If the tank had burst in warmer weather, it would have “flowed farther, but also thinner,” Mr. Rubinstein said. In the winter, however, after the initial burst — which lasted between 30 seconds and a few minutes, Ms. Sharp said — the cooler temperature of the outside air raised the viscosity of the molasses, essentially trapping people who had not been able to escape the wave.
November 26, 2016
"The historical record says that the initial wave of molasses moved at 35 miles per hour... which sounds outrageously fast."
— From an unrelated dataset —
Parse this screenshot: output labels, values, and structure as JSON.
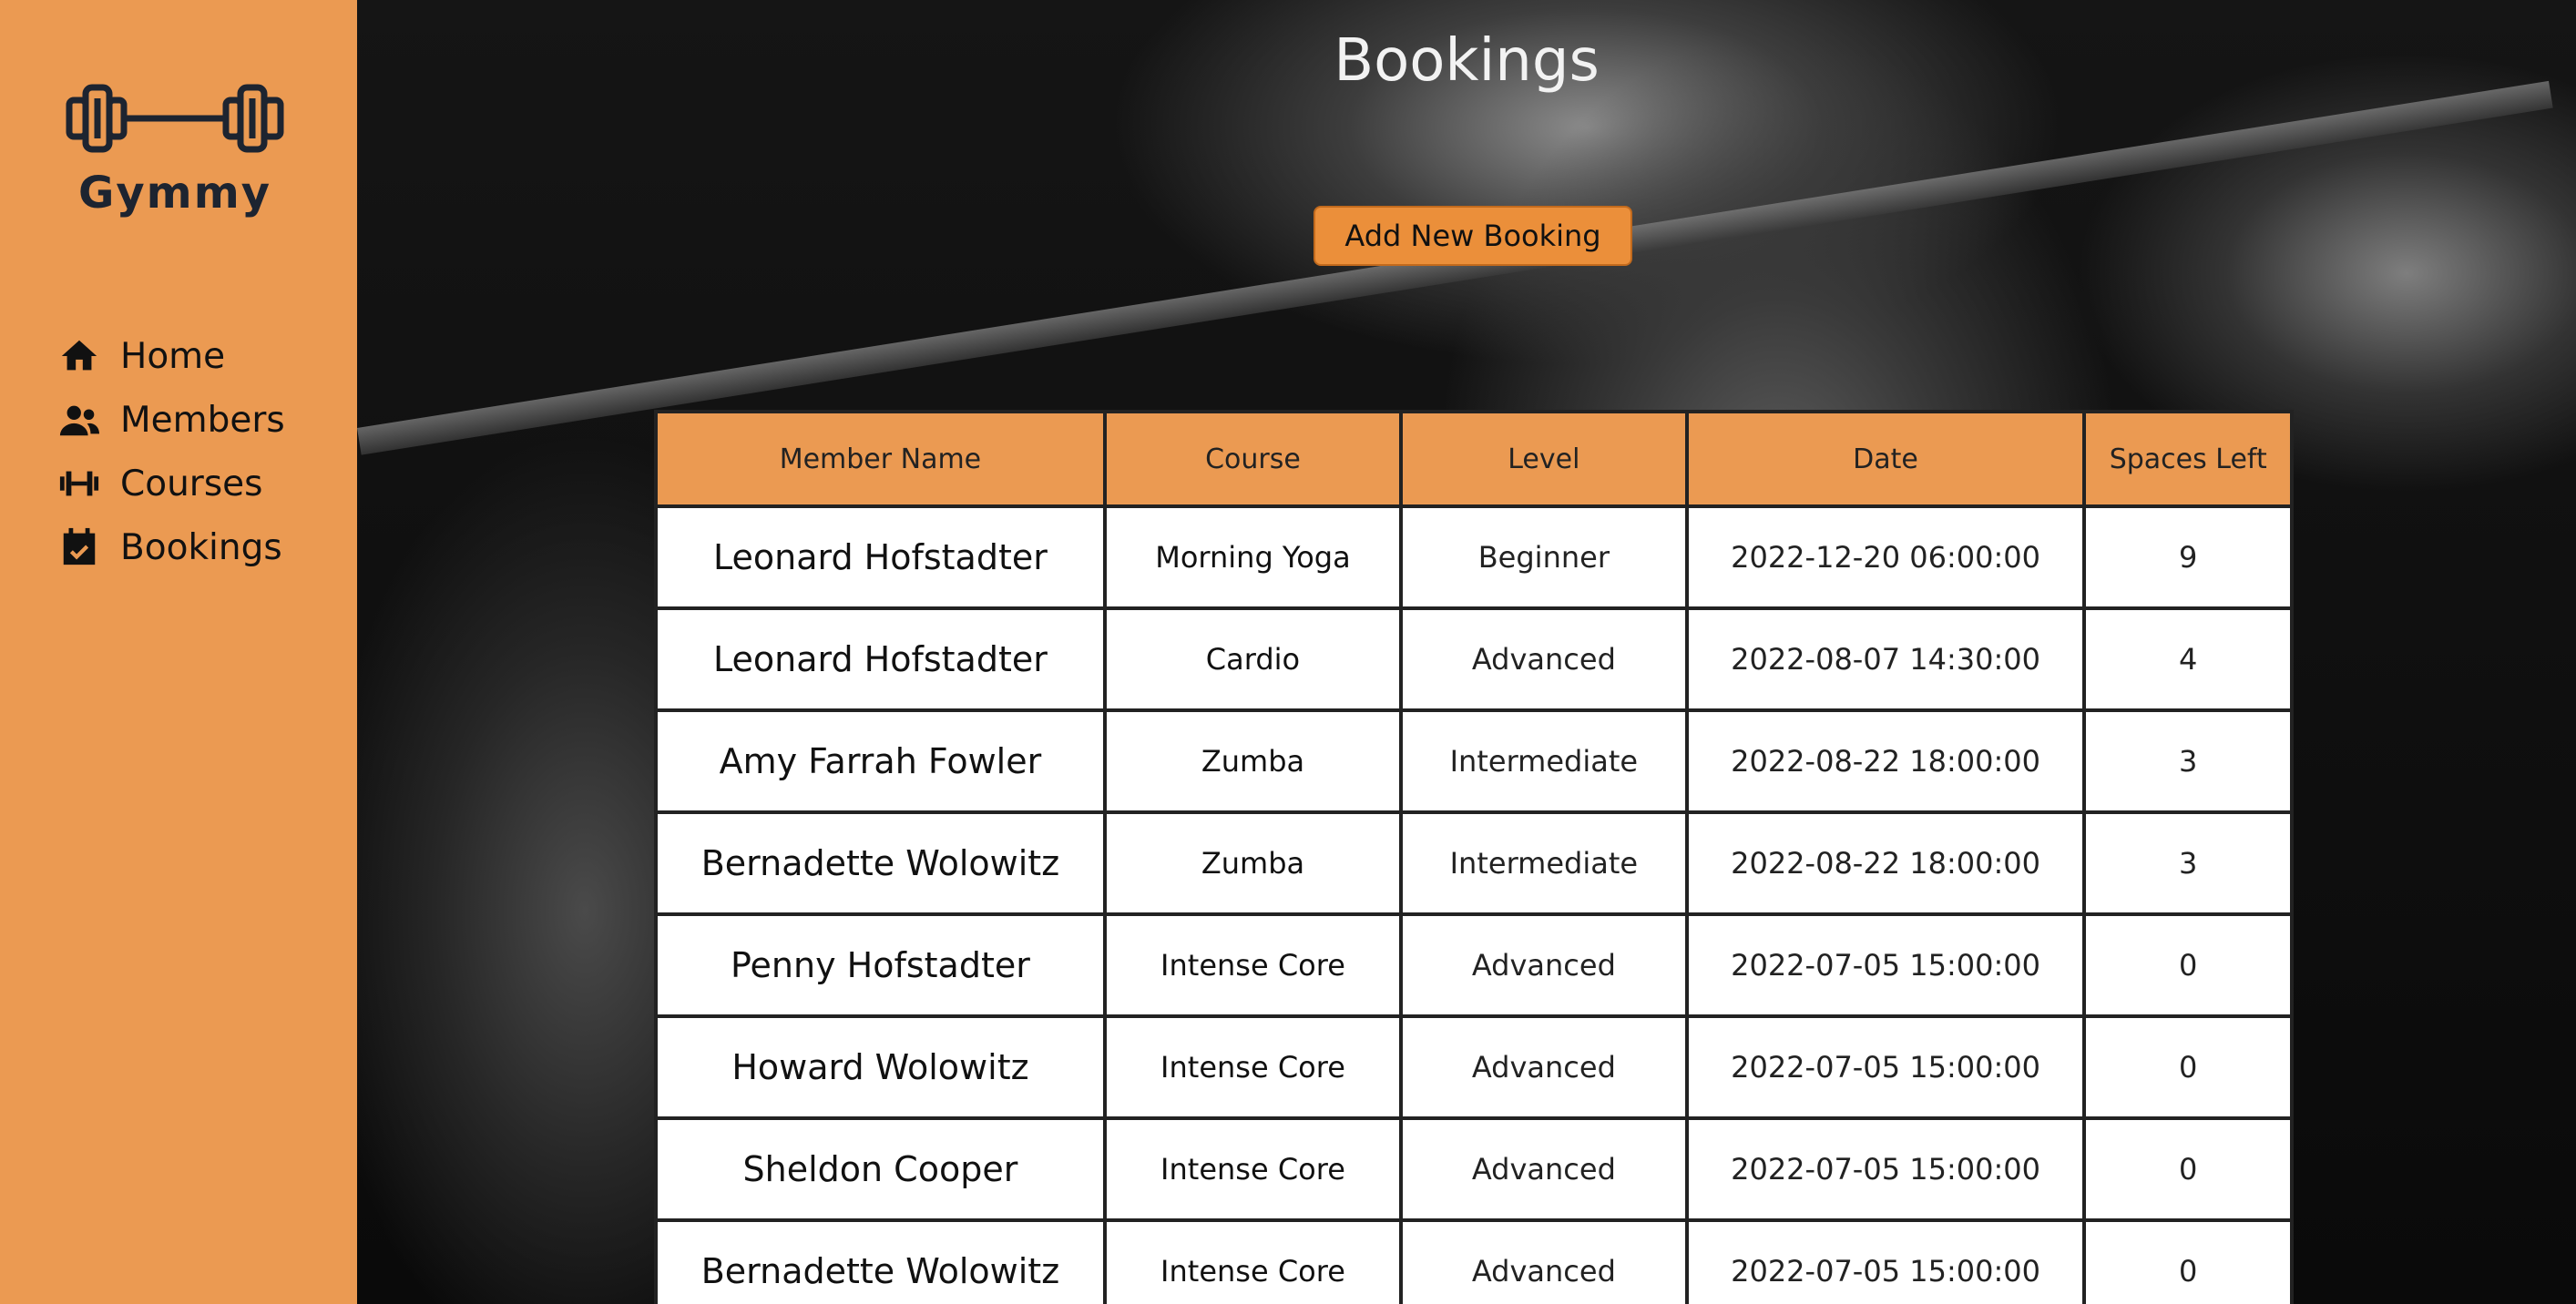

"At the time people thought there must have been an explosion in the tank, initially, to cause the molasses to move that fast," said Nicole Sharp, an aerospace engineer and science communications expert, who worked on a study of the Boston molasses flood of 1919. A 40-foot wall of molasses killed 21 and injured 150 more were left injured. No one had previously worked out the equations, accounting for the viscosity of molasses in cold weather.